Ivan Bunin's speech at the Nobel Banquet at
Grand Hôtel, Stockholm, December 10, 1933
On November ninth, very far from here in a poor country house in an old Provencal town, I received the telephone call that informed me of the choice of the Swedish Academy. I would not be honest if I told you, as one does in such cases, that it was the profoundest emotional moment of my life. A great philosopher has said that even the most vehement feelings of joy hardly count in comparison with those which provoke sorrow. I do not wish to strike a note of sadness at this dinner, which I shall forever remember, but let me say nonetheless that in the course of the past fifteen years my sorrows have far exceeded my joys. And not all of those sorrows have been personal - far from it. But I can certainly say that in my entire literary life no other event has given me so much legitimate satisfaction as that little technical miracle, the telephone call from Stockholm to Grasse. The prize established by your great countryman, Alfred Nobel, is still the highest reward that can crown the work of a writer. Ambitious like most men and all writers, I was extremely proud to receive that reward at the hands of the most competent and impartial of juries, and be assured, gentlemen of the Academy, I was also extremely grateful. But I should have proved a paltry egotist if on that ninth of November I had thought only of myself. Overwhelmed by the congratulations and telegrams that began to flood me, I thought in the solitude and silence of night about the profound meaning in the choice of the Swedish Academy. For the first time since the founding of the Nobel Prize you have awarded it to an exile. Who am I in truth? An exile enjoying the hospitality of France, to whom I likewise owe an eternal debt of gratitude. But, gentlemen of the Academy, let me say that irrespective of my person and my work your choice in itself is a gesture of great beauty. It is necessary that there should be centres of absolute independence in the world.

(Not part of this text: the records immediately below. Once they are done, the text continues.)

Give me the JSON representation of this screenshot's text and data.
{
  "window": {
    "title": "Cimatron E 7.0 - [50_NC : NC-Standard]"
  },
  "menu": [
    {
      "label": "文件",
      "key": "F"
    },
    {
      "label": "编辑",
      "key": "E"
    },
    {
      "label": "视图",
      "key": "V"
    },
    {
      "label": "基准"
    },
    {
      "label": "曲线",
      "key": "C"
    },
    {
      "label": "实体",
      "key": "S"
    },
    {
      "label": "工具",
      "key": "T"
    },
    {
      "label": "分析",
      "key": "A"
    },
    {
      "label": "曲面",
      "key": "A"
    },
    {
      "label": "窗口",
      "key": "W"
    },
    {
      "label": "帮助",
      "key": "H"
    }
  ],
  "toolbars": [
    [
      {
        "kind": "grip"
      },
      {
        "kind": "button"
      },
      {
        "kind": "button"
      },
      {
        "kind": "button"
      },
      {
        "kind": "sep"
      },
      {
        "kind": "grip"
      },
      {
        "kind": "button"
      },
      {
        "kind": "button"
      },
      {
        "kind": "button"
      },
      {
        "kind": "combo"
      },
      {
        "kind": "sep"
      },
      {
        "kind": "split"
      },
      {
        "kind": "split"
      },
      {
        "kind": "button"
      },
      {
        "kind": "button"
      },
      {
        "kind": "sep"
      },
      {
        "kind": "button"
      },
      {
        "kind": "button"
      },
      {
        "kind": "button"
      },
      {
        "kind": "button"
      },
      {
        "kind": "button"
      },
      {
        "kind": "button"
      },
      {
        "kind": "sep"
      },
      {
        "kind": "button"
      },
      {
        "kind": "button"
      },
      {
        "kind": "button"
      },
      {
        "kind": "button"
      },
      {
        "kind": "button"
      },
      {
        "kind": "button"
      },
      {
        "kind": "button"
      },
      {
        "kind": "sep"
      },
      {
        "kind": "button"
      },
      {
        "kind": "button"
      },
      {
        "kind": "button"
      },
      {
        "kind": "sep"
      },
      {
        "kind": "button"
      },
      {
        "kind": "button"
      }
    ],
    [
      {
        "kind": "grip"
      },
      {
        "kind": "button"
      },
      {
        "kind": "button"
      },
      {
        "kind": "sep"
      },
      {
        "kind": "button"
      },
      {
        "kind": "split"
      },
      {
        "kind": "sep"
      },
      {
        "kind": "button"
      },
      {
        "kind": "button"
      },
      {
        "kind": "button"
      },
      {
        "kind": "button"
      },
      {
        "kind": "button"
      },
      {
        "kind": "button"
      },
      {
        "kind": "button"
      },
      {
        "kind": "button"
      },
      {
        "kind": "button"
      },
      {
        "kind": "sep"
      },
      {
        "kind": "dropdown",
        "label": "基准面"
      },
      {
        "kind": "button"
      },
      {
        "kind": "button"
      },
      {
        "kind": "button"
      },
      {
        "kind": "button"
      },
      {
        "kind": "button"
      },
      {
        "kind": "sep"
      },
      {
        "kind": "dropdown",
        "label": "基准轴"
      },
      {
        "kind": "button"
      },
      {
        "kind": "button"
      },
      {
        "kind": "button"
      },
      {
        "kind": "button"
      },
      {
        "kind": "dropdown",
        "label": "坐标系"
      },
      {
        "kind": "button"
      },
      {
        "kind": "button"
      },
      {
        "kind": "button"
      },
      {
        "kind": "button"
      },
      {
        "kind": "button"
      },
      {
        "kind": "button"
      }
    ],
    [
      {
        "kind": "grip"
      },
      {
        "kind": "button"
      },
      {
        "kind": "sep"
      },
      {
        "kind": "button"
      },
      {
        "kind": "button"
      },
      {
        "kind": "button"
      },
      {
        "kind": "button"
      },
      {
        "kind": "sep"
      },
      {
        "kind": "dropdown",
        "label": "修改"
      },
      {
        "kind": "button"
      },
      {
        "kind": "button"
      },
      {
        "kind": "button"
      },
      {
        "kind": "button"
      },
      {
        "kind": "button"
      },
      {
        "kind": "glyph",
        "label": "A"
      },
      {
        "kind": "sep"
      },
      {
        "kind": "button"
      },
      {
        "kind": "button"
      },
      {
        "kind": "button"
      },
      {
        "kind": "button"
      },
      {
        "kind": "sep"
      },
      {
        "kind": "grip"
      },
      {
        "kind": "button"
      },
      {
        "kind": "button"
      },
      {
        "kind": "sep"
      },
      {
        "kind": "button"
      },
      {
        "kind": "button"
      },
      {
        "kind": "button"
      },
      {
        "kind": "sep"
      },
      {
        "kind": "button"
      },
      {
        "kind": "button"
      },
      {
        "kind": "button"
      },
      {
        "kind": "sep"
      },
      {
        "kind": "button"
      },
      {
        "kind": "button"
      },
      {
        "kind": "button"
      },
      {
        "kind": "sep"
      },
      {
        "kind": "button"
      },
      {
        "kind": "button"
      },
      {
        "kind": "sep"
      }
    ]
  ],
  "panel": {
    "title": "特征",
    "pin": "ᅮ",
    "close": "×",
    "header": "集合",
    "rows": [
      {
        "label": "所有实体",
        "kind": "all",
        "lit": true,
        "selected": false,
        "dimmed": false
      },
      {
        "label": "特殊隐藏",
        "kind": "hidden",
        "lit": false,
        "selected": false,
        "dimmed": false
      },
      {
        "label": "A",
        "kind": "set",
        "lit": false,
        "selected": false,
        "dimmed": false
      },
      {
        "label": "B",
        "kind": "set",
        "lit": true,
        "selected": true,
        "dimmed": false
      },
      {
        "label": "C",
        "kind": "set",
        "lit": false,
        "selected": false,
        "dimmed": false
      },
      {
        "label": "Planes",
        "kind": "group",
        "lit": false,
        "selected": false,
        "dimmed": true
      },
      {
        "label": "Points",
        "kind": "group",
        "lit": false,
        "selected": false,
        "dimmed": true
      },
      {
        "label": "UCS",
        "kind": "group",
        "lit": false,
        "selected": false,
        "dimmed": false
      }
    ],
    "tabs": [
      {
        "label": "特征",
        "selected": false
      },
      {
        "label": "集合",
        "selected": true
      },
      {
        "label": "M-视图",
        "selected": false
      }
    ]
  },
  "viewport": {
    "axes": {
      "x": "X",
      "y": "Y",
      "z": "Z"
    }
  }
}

No doubt, all differences of opinion, of philosophical and religious creeds, are represented around this table. But we are united by one truth, the freedom of thought and conscience; to this freedom we owe civilization. For us writers, especially, freedom is a dogma and an axiom. Your choice, gentlemen of the Academy, has proved once more that in Sweden the love of liberty is truly a national cult.
Finally, a few words to end this short speech: my admiration for your royal family, your country, your people, your literature, does not date from this day alone. Love of letters and learning has been a tradition with the royal house of Sweden as with your entire noble nation. Founded by an illustrious soldier, the Swedish dynasty is one of the most glorious in the world. May His Majesty the King, the chivalrous King of a chivalrous people, permit a stranger, a free writer honoured by the Swedish Academy, to express to him these sentiments of profound respect and deep emotion.
The speech of the laureate was preceded by the following remarks by Professor Wilhelm Nordenson of the Caroline Institute: «Not only the efforts to explore the subtleties of atoms and chromosomes have been rewarded today; also brilliant efforts to describe the subtleties of the human soul have been crowned with the golden laurel of the Nobel Prize. You have, Mr. Bunin, thoroughly explored the soul of vanished Russia, and in doing so, you have most meritoriously continued the glorious traditions of the great Russian literature. You have given us the most valuable picture of Russian society as it once was, and well do we understand the feelings with which you must have seen the destruction of the society with which you were so intimately connected. May our feelings of sympathy be of some comfort to you in the melancholy of exile.»
From Nobel Lectures, Literature 1901-1967, Editor Horst Frenz, Elsevier Publishing Company, Amsterdam, 1969
Copyright © The Nobel Foundation 1933